When a manufacturer provides instructions on maintaining and upgrading equipment, your employer may have breached a duty of care by neglecting to follow the provided guidelines. If your work tools have a design flaw or defect, you may file a legal action against their manufacturer.

An employer who fails to fix or repair equipment as its manufacturer recommends may face liability for your injuries. Employers may reduce the risk of accidents by providing safe tools and equipment to perform your job. According to Business.com, rules established by the Occupational Safety and Health Administration require businesses to maintain and upgrade equipment so their employees may work safely.

How may a manufacturer have responsibility for defective machinery?

Equipment manufacturers have a duty to design, test and ship products to their end-users in safe working condition. A tool or part that has a known dangerous component in the machine’s design must provide a noticeable warning of a possible injury.

The manufacturer of a rotating saw, for example, may need to place a visible warning label on it before shipping it to your employer. The label provides a reasonable warning that the saw’s blade could cause a serious injury if not used correctly.

How may a manufacturer or employer prevent a legal action?

You may seek compensation for relief from your injuries caused by an equipment malfunction or your employer’s failure to provide you with safe tools. Training in the proper care and handling of machinery may prove that you did not deviate from its intended use.

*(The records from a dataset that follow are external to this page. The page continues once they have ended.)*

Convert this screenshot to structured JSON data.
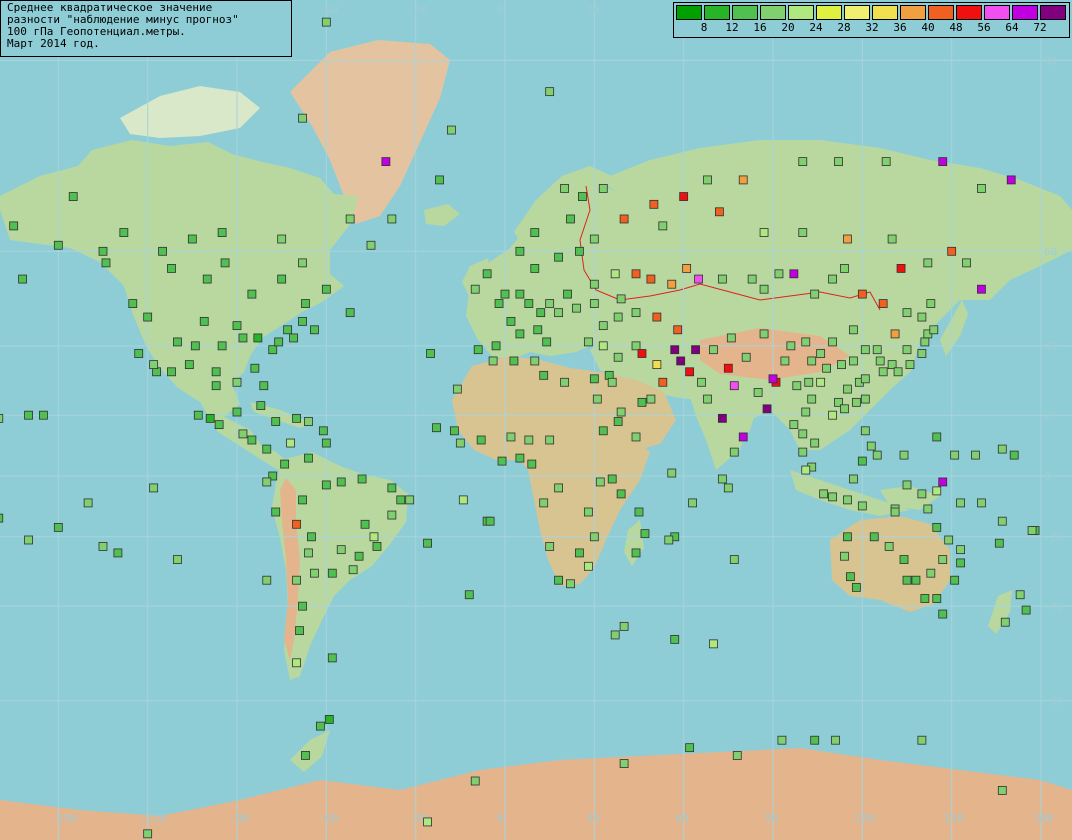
{
  "title_lines": [
    "Среднее квадратическое значение",
    "разности \"наблюдение минус прогноз\"",
    "100 гПа Геопотенциал.метры.",
    "Март 2014 год."
  ],
  "legend": {
    "thresholds": [
      "8",
      "12",
      "16",
      "20",
      "24",
      "28",
      "32",
      "36",
      "40",
      "48",
      "56",
      "64",
      "72"
    ],
    "colors": [
      "#00a000",
      "#28b428",
      "#50c050",
      "#80d070",
      "#b0e880",
      "#e0f040",
      "#f0f070",
      "#f0e050",
      "#f0a040",
      "#f06020",
      "#f01010",
      "#f050f0",
      "#c000e0",
      "#800080"
    ]
  },
  "grid": {
    "lon_labels": [
      "-150",
      "-120",
      "-90",
      "-60",
      "-30",
      "0",
      "30",
      "60",
      "90",
      "120",
      "150",
      "180"
    ],
    "lat_labels": [
      "80",
      "60",
      "40",
      "20",
      "0",
      "-20",
      "-40",
      "-60"
    ]
  },
  "colors": {
    "ocean": "#8fcdd6",
    "land": "#b8d8a0",
    "ice": "#eaf6f8",
    "highland": "#e4b48c",
    "border": "#e02020",
    "gridline": "#a8d4dc"
  },
  "stations": [
    [
      -175,
      70,
      3
    ],
    [
      -165,
      64,
      2
    ],
    [
      -162,
      55,
      2
    ],
    [
      -150,
      61,
      2
    ],
    [
      -145,
      68,
      2
    ],
    [
      -134,
      58,
      2
    ],
    [
      -125,
      50,
      2
    ],
    [
      -120,
      47,
      2
    ],
    [
      -123,
      38,
      2
    ],
    [
      -117,
      33,
      2
    ],
    [
      -118,
      35,
      3
    ],
    [
      -112,
      33,
      2
    ],
    [
      -106,
      35,
      2
    ],
    [
      -110,
      41,
      2
    ],
    [
      -104,
      40,
      2
    ],
    [
      -101,
      46,
      2
    ],
    [
      -97,
      33,
      2
    ],
    [
      -97,
      29,
      2
    ],
    [
      -95,
      40,
      2
    ],
    [
      -90,
      45,
      2
    ],
    [
      -90,
      30,
      3
    ],
    [
      -88,
      42,
      2
    ],
    [
      -84,
      34,
      2
    ],
    [
      -83,
      42,
      1
    ],
    [
      -81,
      29,
      2
    ],
    [
      -78,
      39,
      2
    ],
    [
      -76,
      41,
      2
    ],
    [
      -73,
      44,
      2
    ],
    [
      -71,
      42,
      2
    ],
    [
      -68,
      46,
      2
    ],
    [
      -64,
      44,
      2
    ],
    [
      -112,
      57,
      2
    ],
    [
      -100,
      55,
      2
    ],
    [
      -94,
      58,
      2
    ],
    [
      -85,
      52,
      2
    ],
    [
      -75,
      55,
      2
    ],
    [
      -67,
      50,
      2
    ],
    [
      -75,
      62,
      3
    ],
    [
      -68,
      58,
      3
    ],
    [
      -95,
      63,
      2
    ],
    [
      -105,
      62,
      2
    ],
    [
      -115,
      60,
      2
    ],
    [
      -128,
      63,
      2
    ],
    [
      -135,
      60,
      2
    ],
    [
      -60,
      53,
      2
    ],
    [
      -52,
      48,
      2
    ],
    [
      -52,
      65,
      3
    ],
    [
      -68,
      76,
      3
    ],
    [
      -45,
      61,
      3
    ],
    [
      -38,
      65,
      3
    ],
    [
      -22,
      70,
      2
    ],
    [
      -18,
      75,
      3
    ],
    [
      -40,
      72,
      12
    ],
    [
      -60,
      82,
      3
    ],
    [
      -103,
      20,
      2
    ],
    [
      -99,
      19,
      1
    ],
    [
      -96,
      17,
      2
    ],
    [
      -90,
      21,
      2
    ],
    [
      -88,
      14,
      3
    ],
    [
      -85,
      12,
      2
    ],
    [
      -80,
      9,
      2
    ],
    [
      -82,
      23,
      2
    ],
    [
      -77,
      18,
      2
    ],
    [
      -70,
      19,
      2
    ],
    [
      -66,
      18,
      3
    ],
    [
      -61,
      15,
      2
    ],
    [
      -60,
      11,
      2
    ],
    [
      -72,
      11,
      4
    ],
    [
      -66,
      6,
      2
    ],
    [
      -74,
      4,
      2
    ],
    [
      -78,
      0,
      2
    ],
    [
      -80,
      -2,
      3
    ],
    [
      -77,
      -12,
      2
    ],
    [
      -70,
      -16,
      9
    ],
    [
      -68,
      -8,
      2
    ],
    [
      -60,
      -3,
      2
    ],
    [
      -55,
      -2,
      2
    ],
    [
      -48,
      -1,
      2
    ],
    [
      -38,
      -4,
      2
    ],
    [
      -35,
      -8,
      2
    ],
    [
      -38,
      -13,
      3
    ],
    [
      -47,
      -16,
      2
    ],
    [
      -43,
      -23,
      2
    ],
    [
      -49,
      -26,
      2
    ],
    [
      -55,
      -24,
      3
    ],
    [
      -58,
      -31,
      2
    ],
    [
      -64,
      -31,
      3
    ],
    [
      -66,
      -25,
      3
    ],
    [
      -70,
      -33,
      3
    ],
    [
      -68,
      -40,
      2
    ],
    [
      -69,
      -46,
      2
    ],
    [
      -70,
      -53,
      4
    ],
    [
      -58,
      -52,
      2
    ],
    [
      -59,
      -63,
      1
    ],
    [
      -65,
      -20,
      2
    ],
    [
      -51,
      -30,
      3
    ],
    [
      -44,
      -20,
      4
    ],
    [
      -25,
      38,
      2
    ],
    [
      -16,
      28,
      3
    ],
    [
      -17,
      15,
      2
    ],
    [
      -23,
      16,
      2
    ],
    [
      -14,
      -8,
      4
    ],
    [
      -6,
      -15,
      2
    ],
    [
      -12,
      -37,
      2
    ],
    [
      -26,
      -22,
      2
    ],
    [
      -10,
      53,
      3
    ],
    [
      -2,
      50,
      2
    ],
    [
      -6,
      56,
      2
    ],
    [
      0,
      52,
      2
    ],
    [
      5,
      52,
      2
    ],
    [
      8,
      50,
      2
    ],
    [
      2,
      46,
      2
    ],
    [
      5,
      43,
      2
    ],
    [
      12,
      48,
      2
    ],
    [
      11,
      44,
      2
    ],
    [
      15,
      50,
      3
    ],
    [
      14,
      41,
      2
    ],
    [
      18,
      48,
      3
    ],
    [
      21,
      52,
      2
    ],
    [
      24,
      49,
      3
    ],
    [
      10,
      57,
      2
    ],
    [
      18,
      59,
      2
    ],
    [
      25,
      60,
      2
    ],
    [
      30,
      62,
      3
    ],
    [
      22,
      65,
      2
    ],
    [
      26,
      68,
      2
    ],
    [
      10,
      63,
      2
    ],
    [
      5,
      60,
      2
    ],
    [
      15,
      78,
      3
    ],
    [
      -3,
      40,
      2
    ],
    [
      -9,
      39,
      2
    ],
    [
      -4,
      36,
      3
    ],
    [
      3,
      36,
      2
    ],
    [
      10,
      36,
      3
    ],
    [
      13,
      32,
      2
    ],
    [
      20,
      30,
      3
    ],
    [
      30,
      31,
      2
    ],
    [
      31,
      25,
      3
    ],
    [
      33,
      15,
      2
    ],
    [
      38,
      18,
      2
    ],
    [
      32,
      -2,
      3
    ],
    [
      36,
      -1,
      2
    ],
    [
      39,
      -6,
      2
    ],
    [
      28,
      -12,
      3
    ],
    [
      30,
      -20,
      3
    ],
    [
      25,
      -25,
      2
    ],
    [
      28,
      -29,
      4
    ],
    [
      18,
      -33,
      2
    ],
    [
      22,
      -34,
      3
    ],
    [
      15,
      -23,
      3
    ],
    [
      13,
      -9,
      3
    ],
    [
      9,
      4,
      2
    ],
    [
      5,
      6,
      2
    ],
    [
      -1,
      5,
      2
    ],
    [
      -15,
      11,
      3
    ],
    [
      -8,
      12,
      2
    ],
    [
      2,
      13,
      3
    ],
    [
      8,
      12,
      3
    ],
    [
      15,
      12,
      3
    ],
    [
      18,
      -4,
      3
    ],
    [
      45,
      -12,
      2
    ],
    [
      47,
      -19,
      2
    ],
    [
      57,
      -20,
      2
    ],
    [
      55,
      -21,
      3
    ],
    [
      44,
      -25,
      2
    ],
    [
      28,
      41,
      3
    ],
    [
      33,
      40,
      4
    ],
    [
      38,
      37,
      3
    ],
    [
      44,
      40,
      3
    ],
    [
      35,
      32,
      2
    ],
    [
      36,
      30,
      3
    ],
    [
      39,
      21,
      3
    ],
    [
      46,
      24,
      2
    ],
    [
      44,
      13,
      3
    ],
    [
      49,
      25,
      3
    ],
    [
      53,
      30,
      9
    ],
    [
      51,
      35,
      7
    ],
    [
      59,
      36,
      13
    ],
    [
      46,
      38,
      10
    ],
    [
      57,
      39,
      13
    ],
    [
      62,
      33,
      10
    ],
    [
      66,
      30,
      3
    ],
    [
      68,
      25,
      3
    ],
    [
      73,
      19,
      13
    ],
    [
      77,
      29,
      11
    ],
    [
      80,
      13,
      12
    ],
    [
      77,
      8,
      3
    ],
    [
      88,
      22,
      13
    ],
    [
      85,
      27,
      3
    ],
    [
      91,
      30,
      10
    ],
    [
      75,
      34,
      10
    ],
    [
      81,
      37,
      3
    ],
    [
      87,
      43,
      3
    ],
    [
      76,
      42,
      3
    ],
    [
      70,
      39,
      3
    ],
    [
      64,
      39,
      13
    ],
    [
      58,
      44,
      9
    ],
    [
      51,
      47,
      9
    ],
    [
      44,
      48,
      3
    ],
    [
      38,
      47,
      3
    ],
    [
      33,
      45,
      3
    ],
    [
      39,
      51,
      3
    ],
    [
      30,
      50,
      3
    ],
    [
      37,
      56,
      4
    ],
    [
      30,
      54,
      3
    ],
    [
      44,
      56,
      9
    ],
    [
      49,
      55,
      9
    ],
    [
      56,
      54,
      8
    ],
    [
      61,
      57,
      8
    ],
    [
      65,
      55,
      11
    ],
    [
      73,
      55,
      3
    ],
    [
      83,
      55,
      3
    ],
    [
      87,
      53,
      3
    ],
    [
      92,
      56,
      3
    ],
    [
      97,
      56,
      12
    ],
    [
      104,
      52,
      3
    ],
    [
      110,
      55,
      3
    ],
    [
      114,
      57,
      3
    ],
    [
      120,
      52,
      9
    ],
    [
      127,
      50,
      9
    ],
    [
      131,
      43,
      8
    ],
    [
      135,
      48,
      3
    ],
    [
      140,
      47,
      3
    ],
    [
      143,
      50,
      3
    ],
    [
      130,
      62,
      3
    ],
    [
      115,
      62,
      8
    ],
    [
      100,
      63,
      3
    ],
    [
      87,
      63,
      4
    ],
    [
      72,
      66,
      9
    ],
    [
      60,
      68,
      10
    ],
    [
      50,
      67,
      9
    ],
    [
      40,
      65,
      9
    ],
    [
      33,
      69,
      3
    ],
    [
      20,
      69,
      3
    ],
    [
      53,
      64,
      3
    ],
    [
      68,
      70,
      3
    ],
    [
      80,
      70,
      8
    ],
    [
      100,
      72,
      3
    ],
    [
      112,
      72,
      3
    ],
    [
      128,
      72,
      3
    ],
    [
      147,
      72,
      12
    ],
    [
      160,
      69,
      3
    ],
    [
      170,
      70,
      12
    ],
    [
      150,
      60,
      9
    ],
    [
      160,
      53,
      12
    ],
    [
      155,
      58,
      3
    ],
    [
      142,
      58,
      3
    ],
    [
      133,
      57,
      10
    ],
    [
      117,
      44,
      3
    ],
    [
      110,
      41,
      3
    ],
    [
      106,
      38,
      3
    ],
    [
      103,
      36,
      3
    ],
    [
      101,
      41,
      3
    ],
    [
      96,
      40,
      3
    ],
    [
      94,
      36,
      3
    ],
    [
      90,
      31,
      12
    ],
    [
      98,
      29,
      3
    ],
    [
      102,
      30,
      3
    ],
    [
      106,
      30,
      4
    ],
    [
      108,
      34,
      3
    ],
    [
      113,
      35,
      3
    ],
    [
      117,
      36,
      3
    ],
    [
      121,
      39,
      3
    ],
    [
      125,
      39,
      3
    ],
    [
      126,
      36,
      3
    ],
    [
      127,
      33,
      3
    ],
    [
      130,
      35,
      3
    ],
    [
      132,
      33,
      3
    ],
    [
      136,
      35,
      3
    ],
    [
      140,
      38,
      3
    ],
    [
      141,
      41,
      3
    ],
    [
      142,
      43,
      3
    ],
    [
      144,
      44,
      3
    ],
    [
      135,
      39,
      3
    ],
    [
      119,
      30,
      3
    ],
    [
      115,
      28,
      3
    ],
    [
      112,
      24,
      3
    ],
    [
      110,
      20,
      4
    ],
    [
      114,
      22,
      3
    ],
    [
      118,
      24,
      3
    ],
    [
      121,
      25,
      3
    ],
    [
      121,
      31,
      3
    ],
    [
      103,
      25,
      3
    ],
    [
      101,
      21,
      3
    ],
    [
      97,
      17,
      3
    ],
    [
      100,
      14,
      3
    ],
    [
      104,
      11,
      3
    ],
    [
      100,
      8,
      3
    ],
    [
      103,
      3,
      3
    ],
    [
      101,
      2,
      4
    ],
    [
      107,
      -6,
      3
    ],
    [
      110,
      -7,
      3
    ],
    [
      115,
      -8,
      3
    ],
    [
      117,
      -1,
      3
    ],
    [
      120,
      5,
      2
    ],
    [
      123,
      10,
      3
    ],
    [
      121,
      15,
      3
    ],
    [
      125,
      7,
      3
    ],
    [
      135,
      -3,
      3
    ],
    [
      140,
      -6,
      3
    ],
    [
      131,
      -11,
      3
    ],
    [
      145,
      -5,
      4
    ],
    [
      153,
      -9,
      3
    ],
    [
      160,
      -9,
      3
    ],
    [
      167,
      -15,
      3
    ],
    [
      178,
      -18,
      2
    ],
    [
      166,
      -22,
      2
    ],
    [
      147,
      -2,
      12
    ],
    [
      120,
      -10,
      3
    ],
    [
      115,
      -20,
      2
    ],
    [
      114,
      -26,
      3
    ],
    [
      116,
      -32,
      2
    ],
    [
      118,
      -35,
      2
    ],
    [
      124,
      -20,
      2
    ],
    [
      129,
      -23,
      3
    ],
    [
      134,
      -27,
      2
    ],
    [
      138,
      -33,
      2
    ],
    [
      141,
      -38,
      2
    ],
    [
      145,
      -38,
      2
    ],
    [
      147,
      -42,
      2
    ],
    [
      151,
      -33,
      2
    ],
    [
      153,
      -28,
      2
    ],
    [
      147,
      -27,
      3
    ],
    [
      143,
      -31,
      3
    ],
    [
      135,
      -33,
      2
    ],
    [
      131,
      -12,
      3
    ],
    [
      142,
      -11,
      3
    ],
    [
      145,
      -17,
      2
    ],
    [
      149,
      -21,
      3
    ],
    [
      153,
      -24,
      3
    ],
    [
      173,
      -37,
      3
    ],
    [
      175,
      -41,
      2
    ],
    [
      168,
      -44,
      3
    ],
    [
      177,
      -18,
      3
    ],
    [
      -178,
      -14,
      2
    ],
    [
      -170,
      -14,
      2
    ],
    [
      -160,
      -21,
      3
    ],
    [
      -150,
      -17,
      2
    ],
    [
      -140,
      -9,
      3
    ],
    [
      -135,
      -23,
      3
    ],
    [
      -130,
      -25,
      2
    ],
    [
      -160,
      20,
      2
    ],
    [
      -155,
      20,
      2
    ],
    [
      -170,
      19,
      3
    ],
    [
      -177,
      28,
      2
    ],
    [
      -118,
      -4,
      3
    ],
    [
      -110,
      -27,
      3
    ],
    [
      -80,
      -33,
      3
    ],
    [
      -32,
      -8,
      3
    ],
    [
      -5,
      -15,
      2
    ],
    [
      167,
      9,
      3
    ],
    [
      171,
      7,
      2
    ],
    [
      158,
      7,
      3
    ],
    [
      145,
      13,
      2
    ],
    [
      151,
      7,
      3
    ],
    [
      134,
      7,
      3
    ],
    [
      56,
      1,
      3
    ],
    [
      73,
      -1,
      3
    ],
    [
      75,
      -4,
      3
    ],
    [
      77,
      -27,
      3
    ],
    [
      63,
      -9,
      3
    ],
    [
      57,
      -48,
      2
    ],
    [
      70,
      -49,
      4
    ],
    [
      40,
      -45,
      3
    ],
    [
      37,
      -47,
      3
    ],
    [
      104,
      -66,
      2
    ],
    [
      111,
      -66,
      3
    ],
    [
      93,
      -66,
      3
    ],
    [
      78,
      -68,
      3
    ],
    [
      62,
      -67,
      2
    ],
    [
      40,
      -69,
      3
    ],
    [
      166,
      -77,
      3
    ],
    [
      -67,
      -68,
      2
    ],
    [
      -62,
      -64,
      2
    ],
    [
      -26,
      -75,
      4
    ],
    [
      -10,
      -71,
      3
    ],
    [
      140,
      -66,
      3
    ],
    [
      167,
      -72,
      3
    ],
    [
      -120,
      -76,
      3
    ]
  ]
}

Pennsylvania employers owe a duty of care to protect the health and safety of their employees. When the risk of an injury is foreseeable, your employer must take reasonable action to prevent an accident. A manufacturer may also have responsibility for any injuries caused by a defective or flawed product.